Here is how pizza is surprisingly healthy, according to new research from Tufts University
Pizza and other forms of plant protein may promote healthy aging, research shows
The study, publishing in January in the American Journal of Clinical Nutrition, examined how protein intake influences aging. Researchers from Tufts University used surveys collected every four years from Harvard-based Nurses’ Health Study. The data was collected over the span of 32 years and included more than 48,000 female participants.
Researchers considered participants “healthy agers” if they remained free from 11 chronic diseases and maintained cognitive function, physical function and mental health.
Is plant protein or animal protein better for aging?
Women with higher consumption of plant proteins — defined in the study as protein from bread, pizza, fruits, vegetables, mashed potatoes, beans, cereal and baked items — were 46% more likely to remain healthy while aging, researchers noted. These women were less likely to get frail or develop ailments such as diabetes, cancer, heart disease and declining cognitive function later in life.
The same results were not true for participants with diets heavy in animal protein such as meat, cheese, milk and seafood.
“Consuming protein in midlife was linked to promoting good health in older adulthood. ... We also found that the source of protein matters,” said lead author of the study, nutritional epidemiologist Andres Ardisson Korat, a scientist with the Jean Mayer USDA Human Nutrition Research Center on Aging at Tufts University, per Tufts University.

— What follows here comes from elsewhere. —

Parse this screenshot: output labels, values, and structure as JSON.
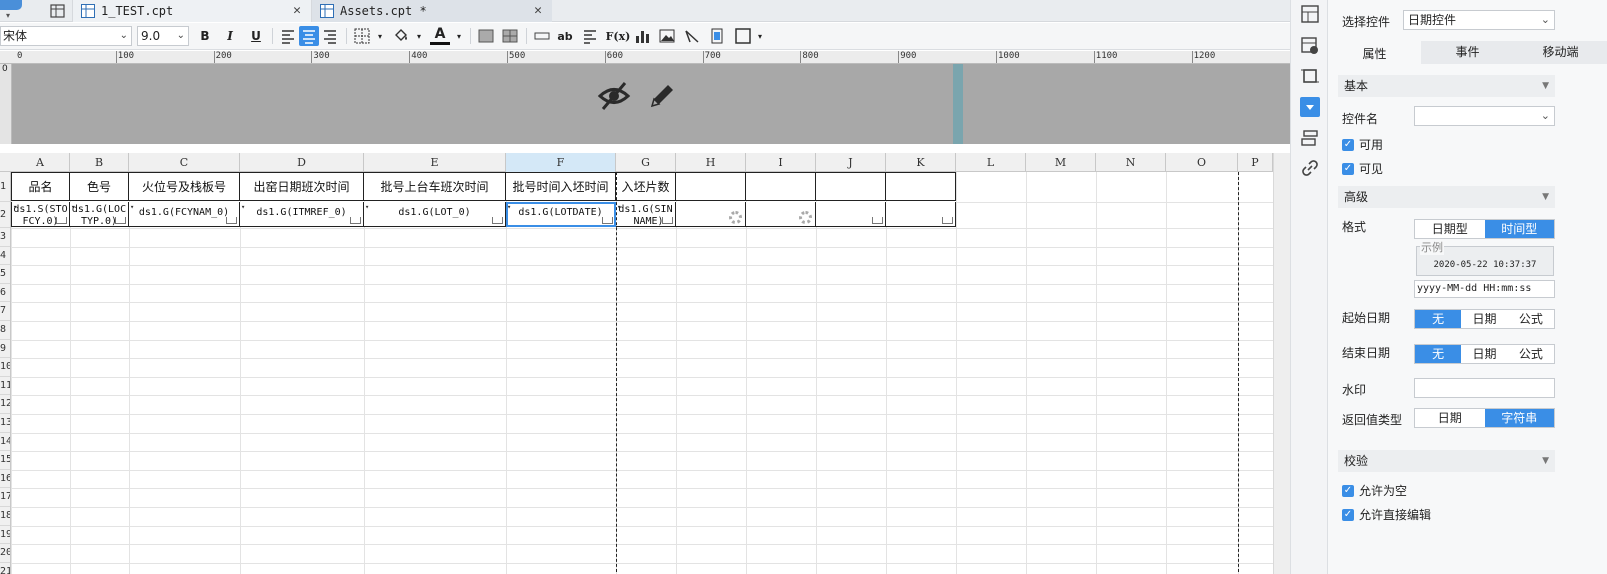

Korat continues: “Getting the majority of your protein from plant sources at midlife, plus a small amount of animal protein seems to be conducive to good health and good survival to older ages.”
Researchers noted that animal protein has a moderate link to fewer limitations in aging but plant protein consumption has a more consistent association across the board and stronger benefits for mental and cognitive health in old age.
“Those who consumed greater amounts of animal protein tended to have more chronic disease and didn’t manage to obtain the improved physical function that we normally associate with eating protein,” said Korat, per Tufts University.
Plant protein is heart-healthy
Higher plant protein consumption was also tied to lower LDL (“bad”) cholesterol levels, lower blood pressure and a healthier heart. On the other hand, higher animal protein consumption was linked to higher LDL cholesterol levels and higher blood pressure.
“The advantage of consuming more plant protein compared with other nutrients in the diet is that plant protein is associated with lower risk of cardiovascular disease and other chronic conditions,” Ardisson Korat explained, per Forbes. “It promotes good physical function by enhancing muscle synthesis. And it comes from food sources that typically contain high-quality carbohydrates, such as dietary fiber, vitamins and minerals, and antioxidants.”